Songs To Play
An archetypal Robert Forster album? Yes please! Here you go then – Songs To Play, his latest, his sixth – just his second since the passing of his Go-Betweens co-chief, pal and competing songwriter, Grant McLennan. With seven years between his last two albums and a book on the way about his time with Grant on the planet it’s fair to assume that plenty has been on his mind.
“Is the memoir finished?” comes the question in the second song, Let Me Imagine You. A very Go-Betweens-sounding guitar-jangle gem that allows him to play with words (is it “please don’t twitter” or “please don’t Twitter?”) And this continues on across Songwriters On The Run which imagines two musician-writers escaping jail and out on the lam.

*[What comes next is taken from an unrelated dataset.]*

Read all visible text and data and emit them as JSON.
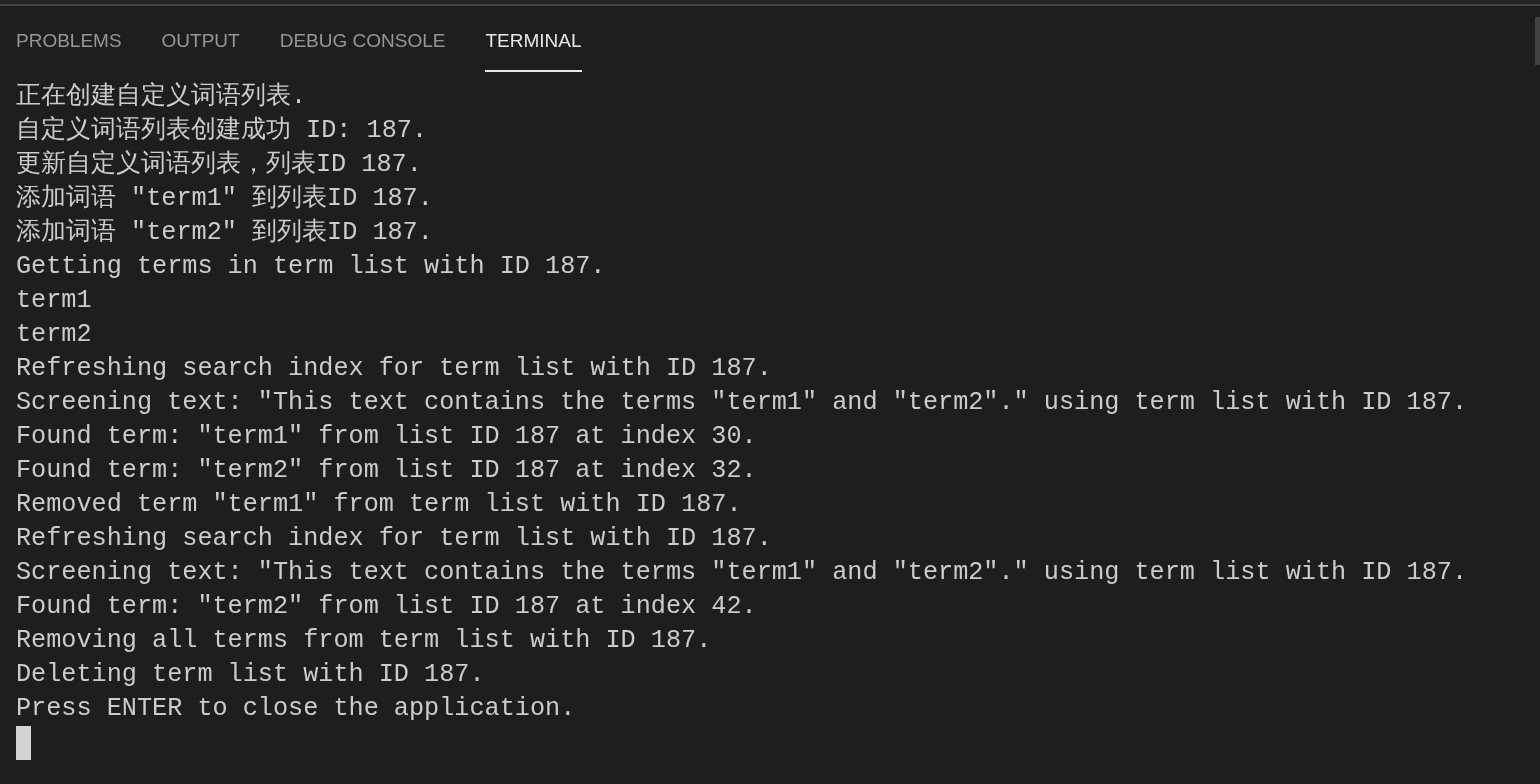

Simple, acoustic guitar patterns frame songs about songwriting, singing about singing, art for art’s sake, from the drawly-Dylan-y And I Knew (Forster is almost more Robyn Hitchcock than Robyn Hitchcock) to the campfire-chug of A Poet Walks; the ghost of the (danger in the) past from his solo and band work forever hovers – thankfully. The very best of Forster’s work has always threatening to fall over headlong into pretentiousness, it’s that knowing flirt that makes it work.

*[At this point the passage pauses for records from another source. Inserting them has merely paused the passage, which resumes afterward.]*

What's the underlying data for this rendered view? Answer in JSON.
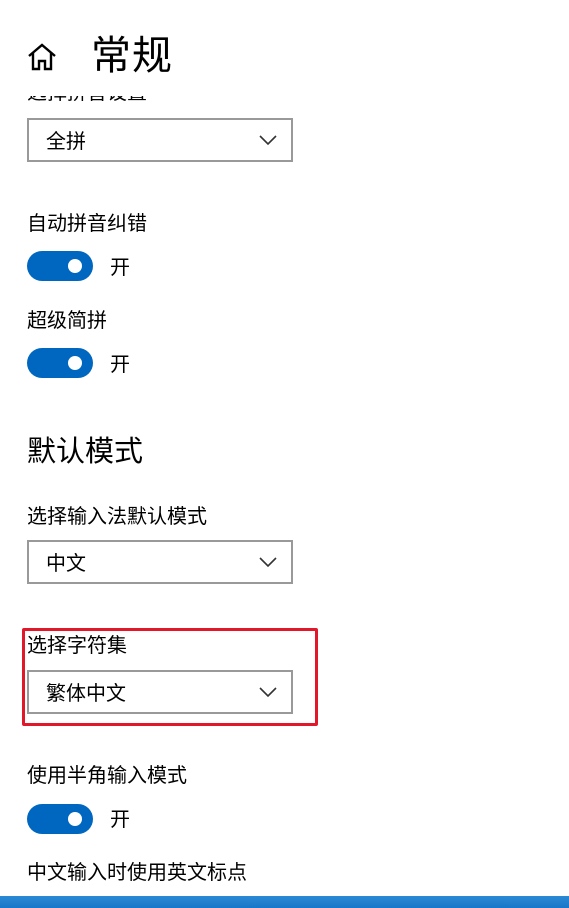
{
  "header": {
    "title": "常规",
    "home_icon": "home-icon"
  },
  "pinyin_settings": {
    "label": "选择拼音设置",
    "value": "全拼"
  },
  "auto_correct": {
    "label": "自动拼音纠错",
    "state": "开"
  },
  "super_jianpin": {
    "label": "超级简拼",
    "state": "开"
  },
  "default_mode": {
    "section_title": "默认模式",
    "input_mode": {
      "label": "选择输入法默认模式",
      "value": "中文"
    },
    "charset": {
      "label": "选择字符集",
      "value": "繁体中文"
    },
    "halfwidth": {
      "label": "使用半角输入模式",
      "state": "开"
    },
    "english_punct": {
      "label": "中文输入时使用英文标点"
    }
  },
  "colors": {
    "accent": "#0067c0",
    "highlight": "#e0182a"
  }
}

Songs To Play isn’t quite full-joyousness but it more than hints that there’s some in the post, or at the least a reason to bound to the mailbox.

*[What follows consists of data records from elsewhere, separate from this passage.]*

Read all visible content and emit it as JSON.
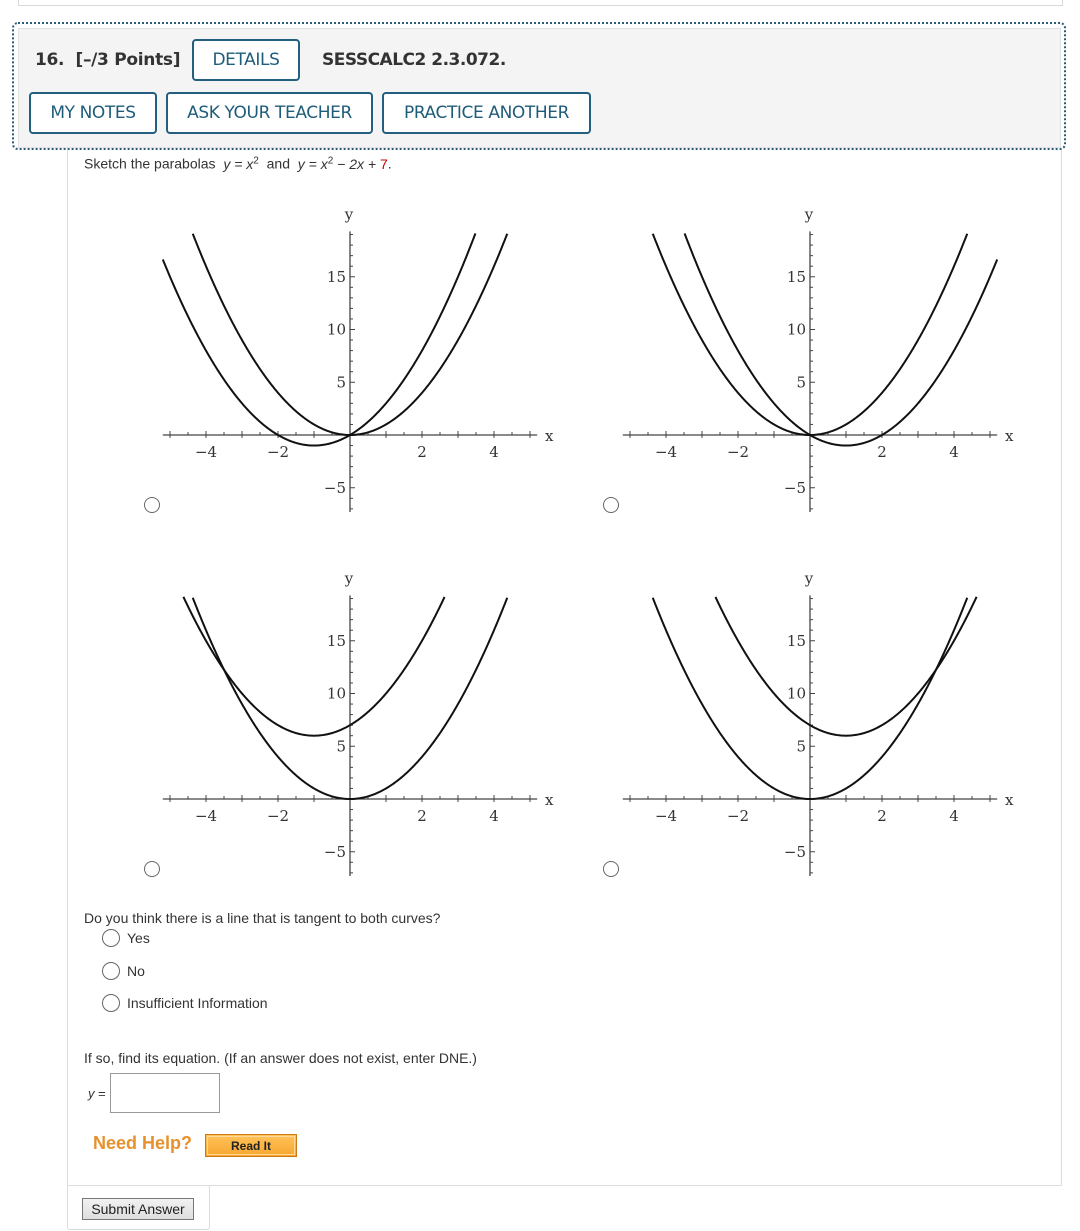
{
  "header": {
    "question_number": "16.",
    "points": "[–/3 Points]",
    "details_label": "DETAILS",
    "problem_code": "SESSCALC2 2.3.072.",
    "my_notes_label": "MY NOTES",
    "ask_teacher_label": "ASK YOUR TEACHER",
    "practice_another_label": "PRACTICE ANOTHER"
  },
  "prompt": {
    "lead": "Sketch the parabolas",
    "eq1_lhs": "y = x",
    "eq1_exp": "2",
    "conj": "and",
    "eq2_lhs": "y = x",
    "eq2_exp": "2",
    "eq2_mid": " − 2x + ",
    "eq2_const": "7",
    "end": "."
  },
  "colors": {
    "accent": "#1f5c7a",
    "need_help": "#e8912c",
    "constant_highlight": "#cc0000"
  },
  "chart_data": [
    {
      "type": "line",
      "id": "option-a",
      "xlabel": "x",
      "ylabel": "y",
      "xlim": [
        -5.2,
        5.2
      ],
      "ylim": [
        -7.3,
        19.3
      ],
      "xticks": [
        -4,
        -2,
        2,
        4
      ],
      "xtick_labels": [
        "−4",
        "−2",
        "2",
        "4"
      ],
      "yticks": [
        -5,
        5,
        10,
        15
      ],
      "ytick_labels": [
        "−5",
        "5",
        "10",
        "15"
      ],
      "grid": false,
      "series": [
        {
          "name": "y = x^2",
          "a": 1,
          "b": 0,
          "c": 0
        },
        {
          "name": "y = x^2 + 2x",
          "a": 1,
          "b": 2,
          "c": 0
        }
      ]
    },
    {
      "type": "line",
      "id": "option-b",
      "xlabel": "x",
      "ylabel": "y",
      "xlim": [
        -5.2,
        5.2
      ],
      "ylim": [
        -7.3,
        19.3
      ],
      "xticks": [
        -4,
        -2,
        2,
        4
      ],
      "xtick_labels": [
        "−4",
        "−2",
        "2",
        "4"
      ],
      "yticks": [
        -5,
        5,
        10,
        15
      ],
      "ytick_labels": [
        "−5",
        "5",
        "10",
        "15"
      ],
      "grid": false,
      "series": [
        {
          "name": "y = x^2",
          "a": 1,
          "b": 0,
          "c": 0
        },
        {
          "name": "y = x^2 − 2x",
          "a": 1,
          "b": -2,
          "c": 0
        }
      ]
    },
    {
      "type": "line",
      "id": "option-c",
      "xlabel": "x",
      "ylabel": "y",
      "xlim": [
        -5.2,
        5.2
      ],
      "ylim": [
        -7.3,
        19.3
      ],
      "xticks": [
        -4,
        -2,
        2,
        4
      ],
      "xtick_labels": [
        "−4",
        "−2",
        "2",
        "4"
      ],
      "yticks": [
        -5,
        5,
        10,
        15
      ],
      "ytick_labels": [
        "−5",
        "5",
        "10",
        "15"
      ],
      "grid": false,
      "series": [
        {
          "name": "y = x^2",
          "a": 1,
          "b": 0,
          "c": 0
        },
        {
          "name": "y = x^2 + 2x + 7",
          "a": 1,
          "b": 2,
          "c": 7
        }
      ]
    },
    {
      "type": "line",
      "id": "option-d",
      "xlabel": "x",
      "ylabel": "y",
      "xlim": [
        -5.2,
        5.2
      ],
      "ylim": [
        -7.3,
        19.3
      ],
      "xticks": [
        -4,
        -2,
        2,
        4
      ],
      "xtick_labels": [
        "−4",
        "−2",
        "2",
        "4"
      ],
      "yticks": [
        -5,
        5,
        10,
        15
      ],
      "ytick_labels": [
        "−5",
        "5",
        "10",
        "15"
      ],
      "grid": false,
      "series": [
        {
          "name": "y = x^2",
          "a": 1,
          "b": 0,
          "c": 0
        },
        {
          "name": "y = x^2 − 2x + 7",
          "a": 1,
          "b": -2,
          "c": 7
        }
      ]
    }
  ],
  "tangent_question": {
    "text": "Do you think there is a line that is tangent to both curves?",
    "options": [
      "Yes",
      "No",
      "Insufficient Information"
    ]
  },
  "equation_question": {
    "text": "If so, find its equation. (If an answer does not exist, enter DNE.)",
    "label_var": "y",
    "label_eq": " =",
    "value": ""
  },
  "help": {
    "need_help": "Need Help?",
    "read_it": "Read It"
  },
  "submit_label": "Submit Answer"
}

Little hints of R.E.M’s strange charms linger too – across Turn On The Rain in particular and Love Is Where It Is.
When Forster takes that love inward – to its logical extreme in fact – on I Love Myself And I Always Have you can feel a veteran writer smirking at the return to his earliest preciousness. Songs To Play isn’t quite the “lap of honour” that Love Myself suggests, but it is most certainly Forster still marching to his own beat, holding himself in high regard and enjoying the tumbling entendres, the gentle waywardness, the gift of a line, both melodic and lyrical.